A new Formula? Halo safety device and new tyre compounds for 2018

There is an air of anticipation in Melbourne this time of the year, as shiny new cars line up on the grid at Albert Park to kickstart the Formula One season. 

And it is no different in 2018, despite this season being an evolutionary step up from the last year. F1 is set to take a step in the unknown this Sunday with the introduction of the Halo safety device, new regulations that stipulate only three power units (and components) for each driver through 21 races and Pirelli’s introduction of two new compounds — the hypersoft and ultrahard. 
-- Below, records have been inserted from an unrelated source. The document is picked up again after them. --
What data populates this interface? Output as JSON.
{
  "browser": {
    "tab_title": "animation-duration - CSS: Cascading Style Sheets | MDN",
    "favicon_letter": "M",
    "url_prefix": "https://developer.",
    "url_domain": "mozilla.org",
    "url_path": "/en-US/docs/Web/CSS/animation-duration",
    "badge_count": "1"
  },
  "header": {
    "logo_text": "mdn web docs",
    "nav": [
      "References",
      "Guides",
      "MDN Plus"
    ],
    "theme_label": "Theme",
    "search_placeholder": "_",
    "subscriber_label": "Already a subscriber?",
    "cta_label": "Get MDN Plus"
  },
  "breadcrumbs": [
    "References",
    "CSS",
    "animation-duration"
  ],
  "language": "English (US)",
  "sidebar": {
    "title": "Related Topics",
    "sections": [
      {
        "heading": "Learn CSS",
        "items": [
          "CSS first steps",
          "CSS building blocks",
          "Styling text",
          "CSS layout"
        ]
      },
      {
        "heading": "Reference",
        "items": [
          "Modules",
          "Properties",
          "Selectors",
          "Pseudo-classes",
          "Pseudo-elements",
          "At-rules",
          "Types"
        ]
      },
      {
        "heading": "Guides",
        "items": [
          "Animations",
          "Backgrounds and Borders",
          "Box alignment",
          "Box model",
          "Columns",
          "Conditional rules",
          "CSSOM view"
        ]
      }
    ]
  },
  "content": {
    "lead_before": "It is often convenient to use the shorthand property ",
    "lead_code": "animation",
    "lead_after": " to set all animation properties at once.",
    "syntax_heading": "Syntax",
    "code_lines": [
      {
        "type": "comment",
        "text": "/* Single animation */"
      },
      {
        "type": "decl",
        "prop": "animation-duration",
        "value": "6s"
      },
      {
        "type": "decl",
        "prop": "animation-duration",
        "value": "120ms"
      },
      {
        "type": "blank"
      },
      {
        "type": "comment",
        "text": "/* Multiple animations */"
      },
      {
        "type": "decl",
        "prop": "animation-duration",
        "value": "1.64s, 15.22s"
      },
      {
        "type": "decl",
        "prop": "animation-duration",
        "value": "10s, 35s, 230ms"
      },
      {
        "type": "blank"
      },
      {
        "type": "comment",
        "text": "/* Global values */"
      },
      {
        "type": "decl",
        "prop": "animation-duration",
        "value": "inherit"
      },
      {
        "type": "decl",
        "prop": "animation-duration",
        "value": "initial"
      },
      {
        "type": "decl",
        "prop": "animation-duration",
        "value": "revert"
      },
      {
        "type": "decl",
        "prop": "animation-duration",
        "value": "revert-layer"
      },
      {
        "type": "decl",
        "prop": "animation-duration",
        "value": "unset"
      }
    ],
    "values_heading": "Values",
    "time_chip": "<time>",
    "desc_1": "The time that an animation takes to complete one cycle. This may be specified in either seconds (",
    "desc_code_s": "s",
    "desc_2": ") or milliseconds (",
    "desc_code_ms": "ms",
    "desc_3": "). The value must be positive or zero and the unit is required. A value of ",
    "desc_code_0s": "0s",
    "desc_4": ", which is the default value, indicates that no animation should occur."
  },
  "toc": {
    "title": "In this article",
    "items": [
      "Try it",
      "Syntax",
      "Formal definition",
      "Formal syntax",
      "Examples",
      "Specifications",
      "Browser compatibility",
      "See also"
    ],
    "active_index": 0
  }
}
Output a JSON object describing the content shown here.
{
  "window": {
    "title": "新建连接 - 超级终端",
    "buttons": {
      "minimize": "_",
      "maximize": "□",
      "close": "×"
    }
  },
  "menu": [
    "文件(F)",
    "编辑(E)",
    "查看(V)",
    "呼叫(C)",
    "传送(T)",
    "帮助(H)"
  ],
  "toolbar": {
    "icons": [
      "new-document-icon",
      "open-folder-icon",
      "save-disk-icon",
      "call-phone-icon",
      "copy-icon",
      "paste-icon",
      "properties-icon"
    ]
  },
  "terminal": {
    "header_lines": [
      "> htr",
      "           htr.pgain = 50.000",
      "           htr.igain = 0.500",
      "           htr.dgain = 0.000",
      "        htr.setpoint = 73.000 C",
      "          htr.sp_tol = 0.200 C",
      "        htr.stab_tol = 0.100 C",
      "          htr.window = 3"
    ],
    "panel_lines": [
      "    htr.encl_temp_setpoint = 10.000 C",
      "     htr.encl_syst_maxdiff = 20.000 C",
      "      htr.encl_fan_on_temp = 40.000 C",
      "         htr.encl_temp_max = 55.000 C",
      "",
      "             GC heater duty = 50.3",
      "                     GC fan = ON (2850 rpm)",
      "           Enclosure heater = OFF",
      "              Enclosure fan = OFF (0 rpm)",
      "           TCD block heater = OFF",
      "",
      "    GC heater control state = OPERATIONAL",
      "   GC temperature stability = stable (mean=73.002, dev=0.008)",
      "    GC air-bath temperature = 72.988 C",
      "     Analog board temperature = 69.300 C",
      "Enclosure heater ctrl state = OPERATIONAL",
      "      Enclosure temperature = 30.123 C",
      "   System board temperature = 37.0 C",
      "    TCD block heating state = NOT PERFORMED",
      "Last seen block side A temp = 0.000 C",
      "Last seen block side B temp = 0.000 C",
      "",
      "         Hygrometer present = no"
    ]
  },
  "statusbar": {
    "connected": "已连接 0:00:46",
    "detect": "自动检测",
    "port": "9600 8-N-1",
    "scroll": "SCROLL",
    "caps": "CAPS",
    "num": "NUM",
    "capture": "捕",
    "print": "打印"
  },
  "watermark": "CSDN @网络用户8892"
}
As always, though, the crux of the matter is who is quickest on any given race day and, subsequently, cumulative through the season. Mercedes is the favourite and is gunning for a fifth consecutive Constructors’ title. Ferrari is the usual contender, hoping to win its first championship since 2008. 

Yes, it has been a decade since the Scuderia tasted victorious champagne. Will Sebastian Vettel deliver on what he has promised since joining from Red Bull Racing in 2015? He came close last year, finishing second to Lewis Hamilton by 46 points (less than two race wins), on account of poor reliability from Ferrari in the second half of the season. An improvement is the least to be expected, seeing as the duo will be clashing again this year. 

Mercedes’ Lewis Hamilton (left) and Ferrari’s Sebastian Vettel
Their rivalry has taken a sudden upturn, however. For the first time in F1 history, there are two four-time champions on the same grid and are vying for their fifth title. Michael Schumacher (seven Drivers’ titles) and Juan Manuel Fangio (five titles) are the only two in an elite club, and bookmakers will place good odds on either Hamilton or Vettel joining them. 

Of course, much of this is educated guesswork, since Mercedes and Ferrari comfortably topped the timesheets in winter testing. The former were ever reliable, and notched up 1040 laps between Hamilton and teammate Valtteri Bottas. The latter completed 927 laps between Vettel and Kimi Raikkonen, with the German clocking the quickest winter-testing time (1:17.182) on the last day of testing in Barcelona. 

Raikkonen later claimed Ferrari could have gone quicker. Mercedes kept quiet, knowing that Vettel had used hypersoft tyres for this record lap. Neither Hamilton nor Bottas used that compound at all in two tests, thus underlining the defending champions’ resolve in achieving reliability in simulated race conditions. At this juncture, a third angle presents itself in this championship battle — could Red Bull make a resurgence and challenge Mercedes, rather than Ferrari? 

The Milton Keynes-based team has been itching to return to top of the championship table, and it could be witnessed in the different manner they have approached the 2018 pre-season. In the last two seasons, Red Bull have brought b-spec cars to the first test and looked to develop their challengers through the summer. This year, chief technical designer Adrian Newey made sure that the RB14 was ready a week before winter testing began. 

“We’re certainly more ready than we were last year and probably every year before that since I’ve been with the team,” said Daniel Ricciardo, after Red Bull ran 783 laps in testing, and finished 0.4 seconds off Mercedes’ pace. Their renewed vigour has been so impressive, that there is a belief in some learned quarters that Ferrari are actually third in the pecking order going into the season-opening Australian GP on March 25. 

Both Ricciardo and his 20-year-old teammate Max Verstappen are desperate for their maiden F1 titles. For the former, this is his last season with Red Bull before contract negotiations begin afresh. There are rumours that he is eyeing up a seat at either Ferrari or Mercedes as well, depending on how 2018 pans out. If he does jump ship, he will need the “champion” tag to go toe-to-toe with either Vettel or Hamilton in those teams. 

Staying put is also an option, but perhaps not if Verstappen beats him to the title and emerges as the prime force at Red Bull. It is a matter of when, and not if, for the Dutch driver has shown immense skill and craft since making his F1 bow in 2014. He is a definitive “champion in waiting” and the future star for this sport, whose formative years happen to have coincided with the best Hamilton and Vettel have to offer. 

On Thursday, just under four days before the lights go out in Melbourne, both Hamilton and Vettel were asked in the FIA press conference if the 2018 champion could be someone else. “Hopefully, he will be the one sitting here,” replied Vettel, while his rival smiled. Ricciardo, sitting next to the duo, flashed his trademark toothy grin. Only time will tell.